urban planning

Active Travel Infrastructure Interim Planning Guideline

Another important document for active travel in Canberra and urban planning, and another very long title. This post is an introduction to Planning for Active Travel in the ACT: Active Travel Infrastructure Interim Planning Guideline (ACT Government, January 2019). Because the title is so long it is often simply referred to it as PATACT.

ACT Government, urban planning, ACT, Australia
Figure 1: The cover of Planning for Active Travel in the ACT: Active Travel Infrastructure Interim Planning Guideline (PATACT)

The ACT urban planning documents often build on one another. This one is no exception. This document was released in January 2019, which may seem a long time after the release of the Building an Integrated Transport Network: Active Travel in 2015, and Light Rail Network –Delivering a modern transport system for a growing city (Light Rail Network), October 2015. The last two documents describe the ACT Government’s strategy for active travel as well as the light rail component of active travel. With PATACT the ACT Government describes what that means for non-road infrastructure and urban planning, in particular cycling.

Categories
urban planning

The Active Travel Infrastructure Practitioner Tool is dated

The Active Travel Infrastructure Practitioner Tool (ATIPT) is essential for the planning of greenfield developments such as the Molonglo Valley.
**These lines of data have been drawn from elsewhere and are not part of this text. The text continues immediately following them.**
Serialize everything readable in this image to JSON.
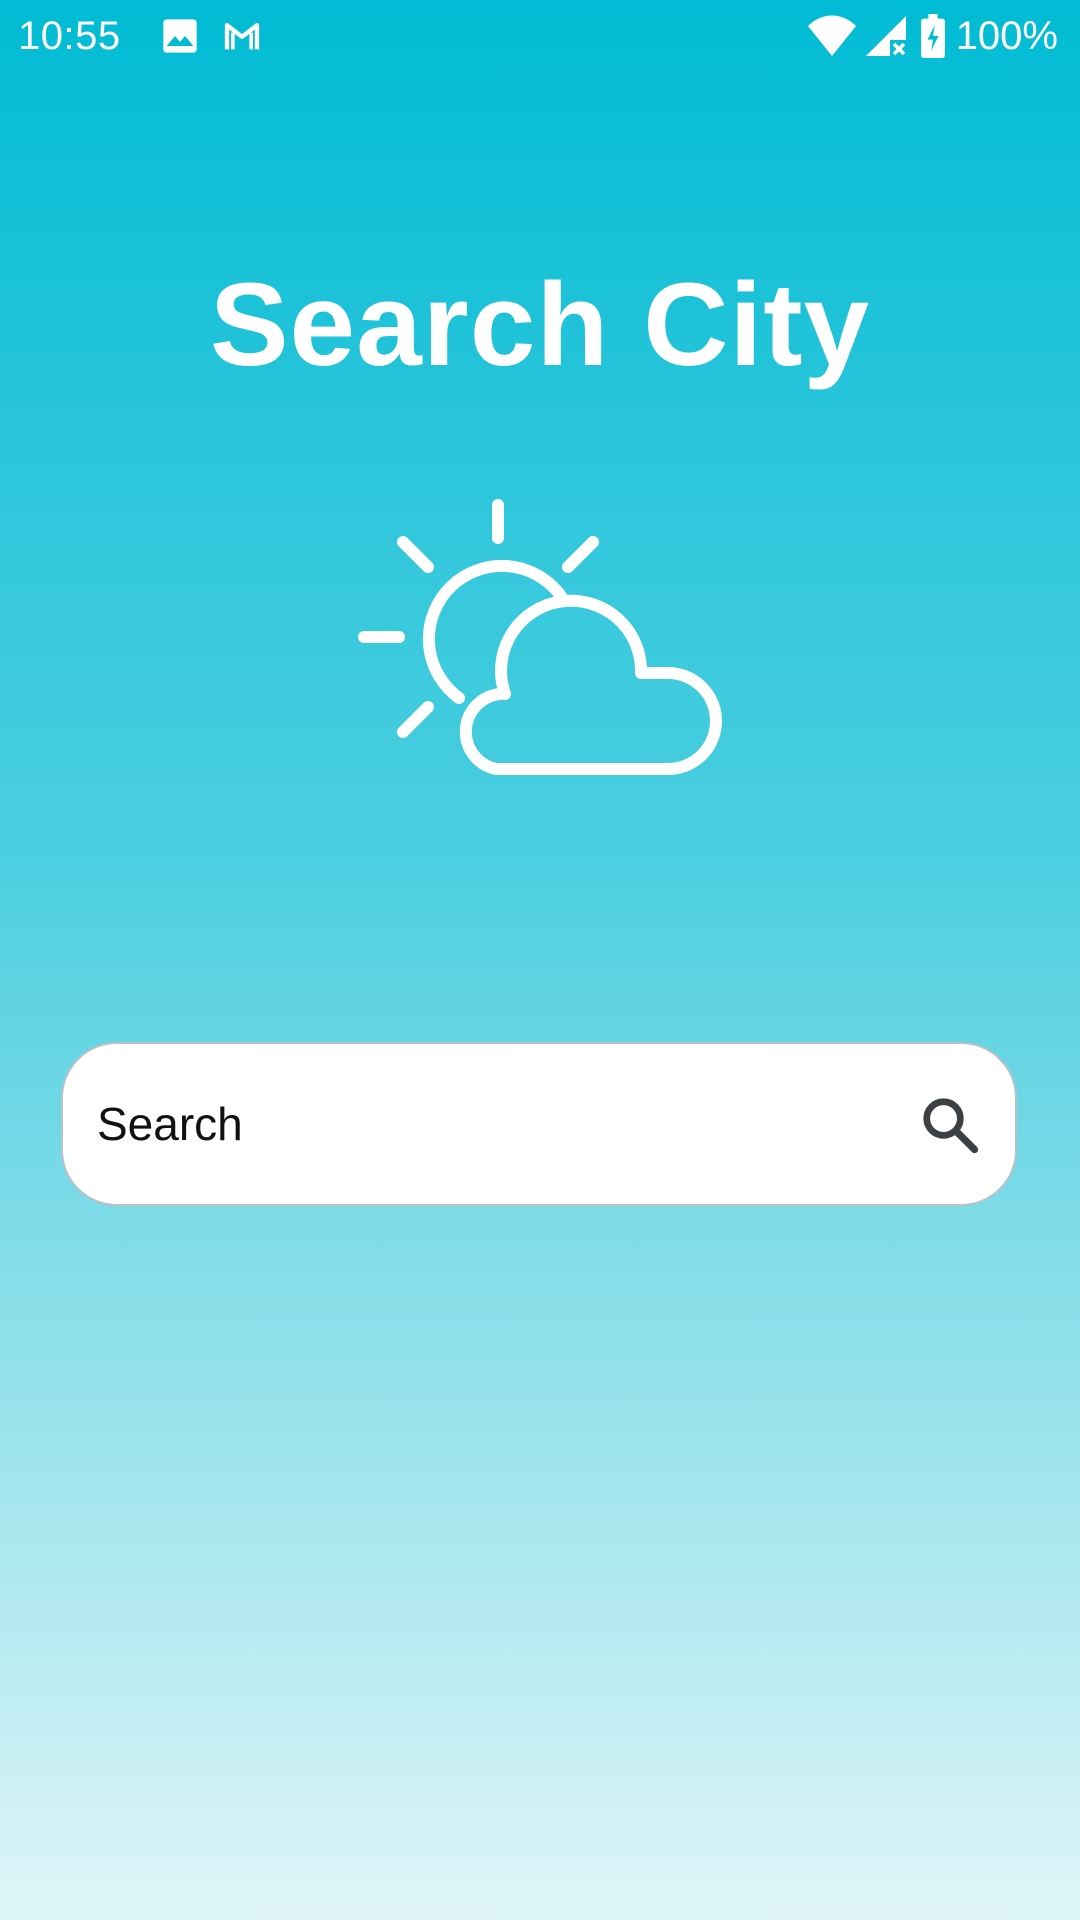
{
  "status_bar": {
    "time": "10:55",
    "battery_percent": "100%",
    "left_icons": [
      "image-icon",
      "gmail-icon"
    ],
    "right_icons": [
      "wifi-icon",
      "cellular-no-signal-icon",
      "battery-charging-icon"
    ]
  },
  "page": {
    "title": "Search City",
    "illustration": "partly-cloudy-icon"
  },
  "search": {
    "placeholder": "Search",
    "value": "",
    "button_icon": "search-icon"
  },
  "colors": {
    "gradient_top": "#00BCD4",
    "gradient_bottom": "#DFF5F8",
    "text_on_background": "#FFFFFF",
    "search_box_background": "#FFFFFF",
    "search_icon_color": "#3C4043"
  }
}
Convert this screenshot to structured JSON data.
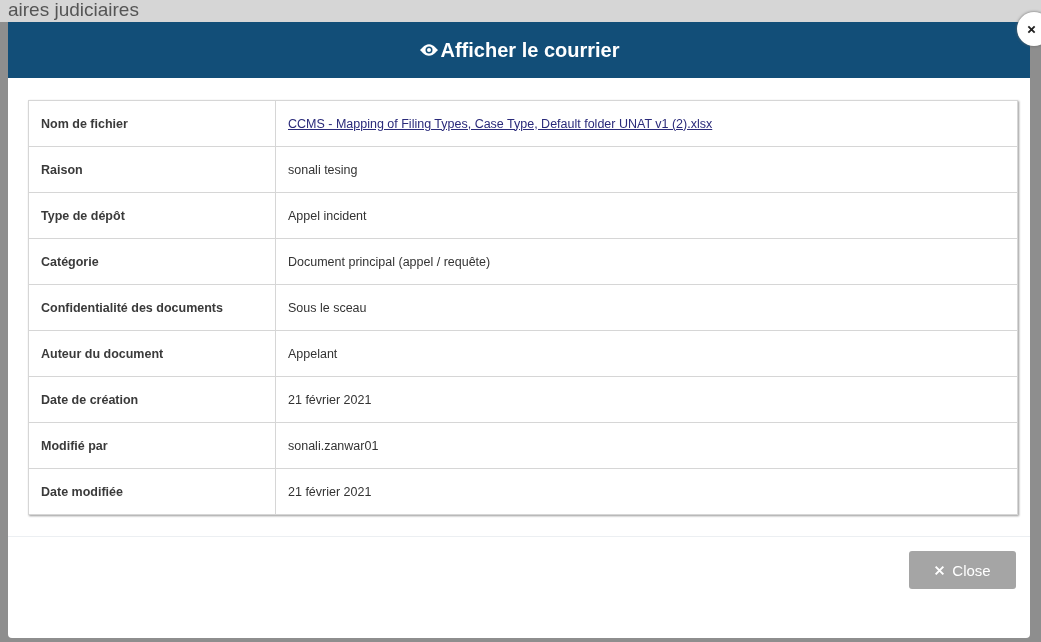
{
  "background": {
    "title": "aires judiciaires"
  },
  "dialog": {
    "title": "Afficher le courrier"
  },
  "details": [
    {
      "label": "Nom de fichier",
      "value": "CCMS - Mapping of Filing Types, Case Type, Default folder UNAT v1 (2).xlsx",
      "kind": "link"
    },
    {
      "label": "Raison",
      "value": "sonali tesing",
      "kind": "text"
    },
    {
      "label": "Type de dépôt",
      "value": "Appel incident",
      "kind": "text"
    },
    {
      "label": "Catégorie",
      "value": "Document principal (appel / requête)",
      "kind": "text"
    },
    {
      "label": "Confidentialité des documents",
      "value": "Sous le sceau",
      "kind": "text"
    },
    {
      "label": "Auteur du document",
      "value": "Appelant",
      "kind": "text"
    },
    {
      "label": "Date de création",
      "value": "21 février 2021",
      "kind": "text"
    },
    {
      "label": "Modifié par",
      "value": "sonali.zanwar01",
      "kind": "text"
    },
    {
      "label": "Date modifiée",
      "value": "21 février 2021",
      "kind": "text"
    }
  ],
  "footer": {
    "close_button": "Close"
  }
}
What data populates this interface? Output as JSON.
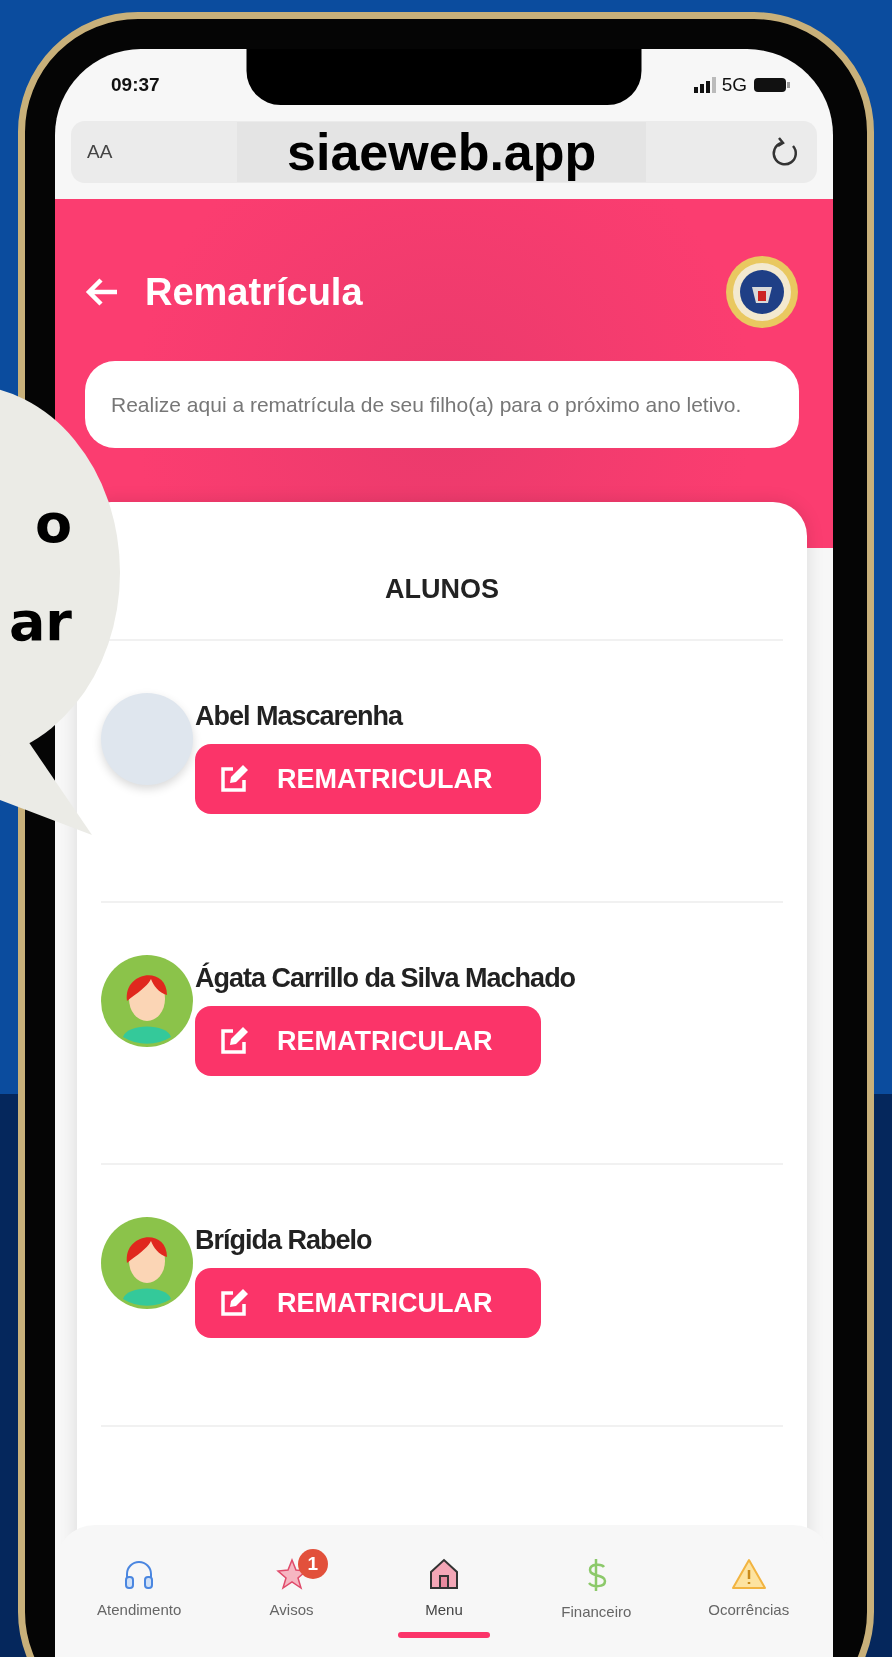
{
  "status_bar": {
    "time": "09:37",
    "network": "5G"
  },
  "browser": {
    "text_size_button": "AA",
    "url": "siaeweb.app"
  },
  "header": {
    "title": "Rematrícula"
  },
  "intro": "Realize aqui a rematrícula de seu filho(a) para o próximo ano letivo.",
  "students": {
    "title": "ALUNOS",
    "items": [
      {
        "name": "Abel Mascarenha",
        "kind": "photo",
        "action": "REMATRICULAR"
      },
      {
        "name": "Ágata Carrillo da Silva Machado",
        "kind": "avatar",
        "action": "REMATRICULAR"
      },
      {
        "name": "Brígida Rabelo",
        "kind": "avatar",
        "action": "REMATRICULAR"
      }
    ]
  },
  "bottom_nav": [
    {
      "label": "Atendimento",
      "kind": "support",
      "selected": false
    },
    {
      "label": "Avisos",
      "kind": "notices",
      "badge": "1",
      "selected": false
    },
    {
      "label": "Menu",
      "kind": "home",
      "selected": true
    },
    {
      "label": "Financeiro",
      "kind": "finance",
      "selected": false
    },
    {
      "label": "Ocorrências",
      "kind": "incidents",
      "selected": false
    }
  ],
  "callout": {
    "lines": [
      "o",
      "ar"
    ]
  }
}
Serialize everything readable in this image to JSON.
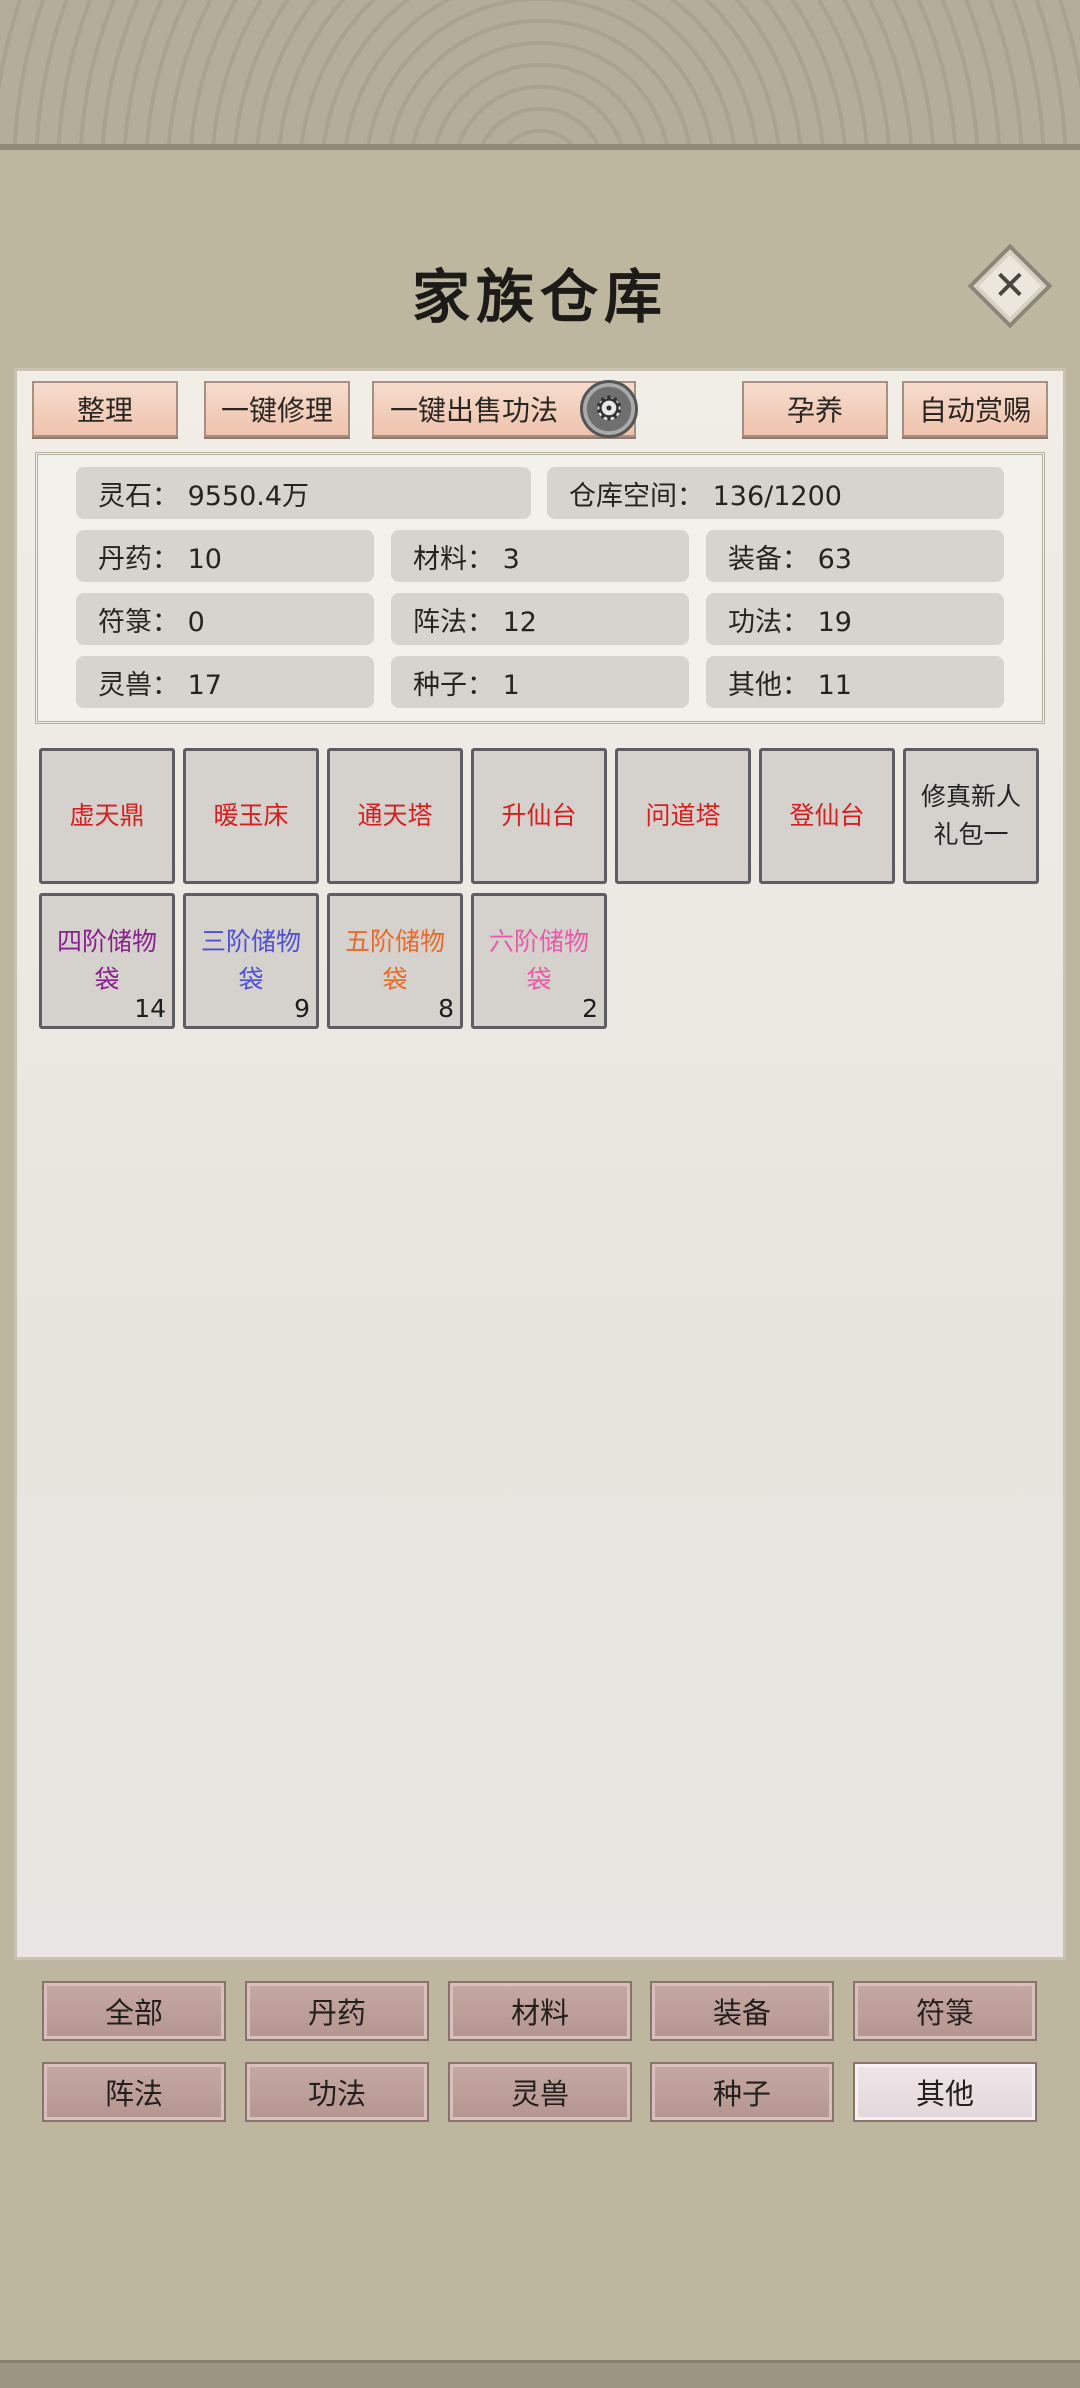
{
  "title": "家族仓库",
  "close_icon": "close-icon",
  "toolbar": {
    "sort": "整理",
    "repair": "一键修理",
    "sell": "一键出售功法",
    "nurture": "孕养",
    "auto_reward": "自动赏赐",
    "gear_icon": "gear-icon"
  },
  "stats": {
    "spirit_stone": "灵石：  9550.4万",
    "capacity": "仓库空间：    136/1200",
    "pills": "丹药：  10",
    "materials": "材料：  3",
    "equipment": "装备：  63",
    "talismans": "符箓：  0",
    "formations": "阵法：  12",
    "techniques": "功法：  19",
    "beasts": "灵兽：  17",
    "seeds": "种子：  1",
    "others": "其他：  11"
  },
  "items": [
    {
      "name": "虚天鼎",
      "color": "#d81e1e",
      "count": ""
    },
    {
      "name": "暖玉床",
      "color": "#d81e1e",
      "count": ""
    },
    {
      "name": "通天塔",
      "color": "#d81e1e",
      "count": ""
    },
    {
      "name": "升仙台",
      "color": "#d81e1e",
      "count": ""
    },
    {
      "name": "问道塔",
      "color": "#d81e1e",
      "count": ""
    },
    {
      "name": "登仙台",
      "color": "#d81e1e",
      "count": ""
    },
    {
      "name": "修真新人礼包一",
      "color": "#222222",
      "count": ""
    },
    {
      "name": "四阶储物袋",
      "color": "#8a1f8e",
      "count": "14"
    },
    {
      "name": "三阶储物袋",
      "color": "#4f4fd6",
      "count": "9"
    },
    {
      "name": "五阶储物袋",
      "color": "#e86a2a",
      "count": "8"
    },
    {
      "name": "六阶储物袋",
      "color": "#e85aa8",
      "count": "2"
    }
  ],
  "categories": [
    "全部",
    "丹药",
    "材料",
    "装备",
    "符箓",
    "阵法",
    "功法",
    "灵兽",
    "种子",
    "其他"
  ],
  "active_category": "其他"
}
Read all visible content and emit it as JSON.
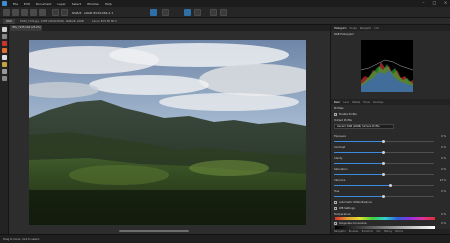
{
  "menu": {
    "items": [
      "File",
      "Edit",
      "Document",
      "Layer",
      "Select",
      "Window",
      "Help"
    ]
  },
  "toolbar": {
    "color_label": "RGB/8",
    "profile_label": "sRGB IEC61966-2.1"
  },
  "contextbar": {
    "doc_label": "RAW",
    "info": "DCIM_7145.jpg, 13MP (4000x3000), RGBA/8, sRGB",
    "camera": "Canon EOS 5D Mk II"
  },
  "document": {
    "tab_label": "IMG_7145.CR2 (25.0%)"
  },
  "panels": {
    "top_tabs": [
      "Histogram",
      "Scope",
      "Navigator",
      "Info"
    ],
    "active_top_tab": "Histogram",
    "raw_layer": "RGB Histogram",
    "bottom_tabs": [
      "Basic",
      "Lens",
      "Details",
      "Tones",
      "Overlays"
    ],
    "active_bottom_tab": "Basic",
    "profile": "Profiles",
    "profile_check": "Enable Profile",
    "output_profile": "Output Profile",
    "profile_value": "Generic RGB (sRGB) Camera Profile",
    "exposure_label": "Exposure",
    "exposure_value": "0 %",
    "contrast_label": "Contrast",
    "contrast_value": "0 %",
    "clarity_label": "Clarity",
    "clarity_value": "0 %",
    "saturation_label": "Saturation",
    "saturation_value": "0 %",
    "vibrance_label": "Vibrance",
    "vibrance_value": "13 %",
    "hue_label": "Hue",
    "hue_value": "0 %",
    "auto_wb": "Automatic White Balance",
    "wb_label": "WB Settings",
    "wb_temp": "Temperature",
    "wb_temp_value": "0 %",
    "gray_label": "Greyscale Conversion",
    "gray_value": "0 %",
    "bottom_tabs2": [
      "Navigator",
      "Brushes",
      "Transform",
      "Info",
      "History",
      "Blocks"
    ]
  },
  "status": {
    "text": "Drag to move, click to select."
  },
  "colors": {
    "accent": "#3b8be0"
  }
}
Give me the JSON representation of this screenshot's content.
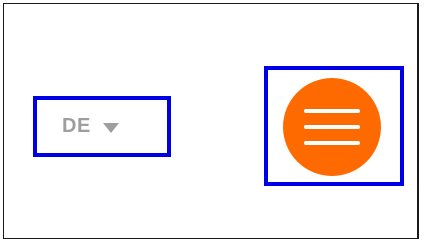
{
  "language_selector": {
    "selected": "DE",
    "caret_icon": "caret-down-icon"
  },
  "menu_button": {
    "icon": "hamburger-menu-icon",
    "color": "#ff6a00"
  },
  "highlight_color": "#0000e6"
}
It should be kept up to date but it is currently not. This is concerning as Practitioner Tool contains the cycling corridors (Active Travel Route Alignments) that should be the starting point for estate planning. The Practitioner Tool is out of date compared to the most current estate planning documents, perhaps because it is ignored in the planning process. Canberra.bike includes an introduction and discussion of the Practitioner Tool and in this post there are extracts from the KEY DOCUMENTS.

Key documents – Standards and guideline documents which should be used in the planning and design of active travel facilities. These are listed in Sections 2.2.3 to 2.2.7.”

Active Travel Facilities Design – Municipal Infrastructure Standards 05 (MIS05) (ACT Government, April 2019), pages 13-17
Categories
urban planning

What is wrong with Molonglo 3 East

A case study for Molonglo 3 East Planning and Infrastructure Study Project Brief and urban planning of new estates in the ACT.

The ACT Government announced in the 2012 ACT Planning Strategy that it “sought to create a more compact, efficient and inclusive city” The proximity between new suburbs in Molonglo Valley and the city will help encourage commuting to work with a bike and the achievement of goals of the ACT Climate Change Strategy 2019-25, but the potential benefit of the proximity of the Molonglo Valley will be largely forfeited without good quality, safe and direct active travel infrastructure. This is currently NOT typical for the Molonglo Valley estate developments.

This ACT Government held an Active Travel Design workshop (12 December 2018) and stated that the background to the new Active Travel Design Guidelines included “poor infrastructure outcomes as a consequence of planning intent getting ‘lost in translation’. My concern is that the failure to systematically integrate active travel principles in the planning process will most likely result in the missed potential to develop active travel facilities in the Whitlam and other new estate developments in Canberra. As human behaviour follows infrastructure, this lack of future-proofing active travel facilities is detrimental to achieving an increase in active travel in the ACT.

Molonglo 3 East Planning and Infrastructure Study Project Brief design tender (2 December 2019), released by the Major Projects Canberra Infrastructure Delivery Partner Group, is for the first stage design of Molonglo 3 East, but not for Whitlam. It is worth monitoring it as it signals the first planning stage of these new, yet unnamed, suburbs has begun. To quote the brief, the ACT’s Indicative Land Release Program 2019-20 to 2022-23, “proposes 200 blocks be released in the study area by 2022-23.”